  • Use of Bots for Customer engagementTaco Bell built a bot that will order Crunchwrap Supremes for you –  The fast food chain is offer an artificial-intelligence-powered ordering service. Aptly named TacoBot, the software will make use of AI advancements like natural language processing to let users talk with the bot, order food, and even pay for items entirely through Slack. TacoBot can also provide recommendations, answer questions, and organize group office orders. It apparently comes equipped with a “witty personality you’d expect from Taco Bell.”

Corporate leaders should understand the trends in the industry and selectively engage with experts and consultants who can guide them navigate this space.  Despite their allure, robotics continues to be niche and fragmented business. Implementing robots and robotic technologies requires a lot of investment and specialized skills. Therefore most large companies and manufacturers aggregate and integrate services from small, niche automation and robotics vendors.

A few startups engaged in robotics and automation

Mitra – Image shared by CEO Balaji Viswanathan

  • GreyOrange is a multinational technology firm that designs, manufactures and deploys advanced robotics systems for automation at distribution and fulfillment centers. They combine expertise in robotics, hardware and software engineering to solve operational inefficiencies in warehouse operations at both third-party logistics vendors as Gridbotsll as companies with in-house logistics functions.
  • Invento  is a hardware company based out of Bengaluru that makes humanoid robots used in banks and event management. Its humanoid robot, Mitra, has been getting a lot of media attention in India. Mitra is a 4.5 feet tall humanoid that is designed to interact with humans through natural ways – voice and vision. It recognizes speech and then converts that to actionable information.
  • Asimov Robotics –  Aims to be a single window solution and services provider for robotics/automation needs. They provide engineering products solutions and consultancy in the areas like robotic simulation and control, machine-vision, training, virtual reality, and navigation applications.They have expertise in designing and developing customized solutions to meet specific requirements to maximize profit, maintain quality, reduce risk and to support research.

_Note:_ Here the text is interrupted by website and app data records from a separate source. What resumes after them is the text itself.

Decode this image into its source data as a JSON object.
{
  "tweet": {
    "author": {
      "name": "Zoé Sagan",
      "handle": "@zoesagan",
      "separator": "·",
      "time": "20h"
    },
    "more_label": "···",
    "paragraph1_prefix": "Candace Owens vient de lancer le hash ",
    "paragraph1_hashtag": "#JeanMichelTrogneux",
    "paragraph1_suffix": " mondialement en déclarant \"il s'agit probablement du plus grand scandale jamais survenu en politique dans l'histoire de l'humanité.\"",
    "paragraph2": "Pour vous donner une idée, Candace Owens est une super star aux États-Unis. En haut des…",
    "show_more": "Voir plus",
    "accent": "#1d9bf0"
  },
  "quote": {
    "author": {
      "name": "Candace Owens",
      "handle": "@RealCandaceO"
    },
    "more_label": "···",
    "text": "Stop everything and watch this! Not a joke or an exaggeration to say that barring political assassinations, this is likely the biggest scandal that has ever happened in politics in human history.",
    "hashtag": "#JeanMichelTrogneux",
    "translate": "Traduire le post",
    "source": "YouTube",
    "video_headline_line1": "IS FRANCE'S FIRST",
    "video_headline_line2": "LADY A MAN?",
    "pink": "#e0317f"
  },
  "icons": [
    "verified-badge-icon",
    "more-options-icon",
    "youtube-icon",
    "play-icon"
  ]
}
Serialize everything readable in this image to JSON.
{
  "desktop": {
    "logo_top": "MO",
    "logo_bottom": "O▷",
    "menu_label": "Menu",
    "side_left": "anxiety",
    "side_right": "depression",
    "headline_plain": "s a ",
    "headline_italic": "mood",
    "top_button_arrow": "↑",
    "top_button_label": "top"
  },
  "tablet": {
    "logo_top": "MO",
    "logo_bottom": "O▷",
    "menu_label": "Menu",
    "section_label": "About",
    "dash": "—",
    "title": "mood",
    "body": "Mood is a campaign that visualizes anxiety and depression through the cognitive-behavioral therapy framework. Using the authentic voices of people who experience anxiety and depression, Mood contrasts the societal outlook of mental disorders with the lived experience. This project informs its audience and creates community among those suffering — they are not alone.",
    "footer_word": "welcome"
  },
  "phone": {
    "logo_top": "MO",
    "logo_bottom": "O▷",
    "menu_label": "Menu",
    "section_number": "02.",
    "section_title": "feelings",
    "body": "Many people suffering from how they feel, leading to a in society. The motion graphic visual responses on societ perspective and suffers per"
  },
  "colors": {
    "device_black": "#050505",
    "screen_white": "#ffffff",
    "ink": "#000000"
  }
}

Edited and compiled by: Mohan K | Reproduction with permission only | Contact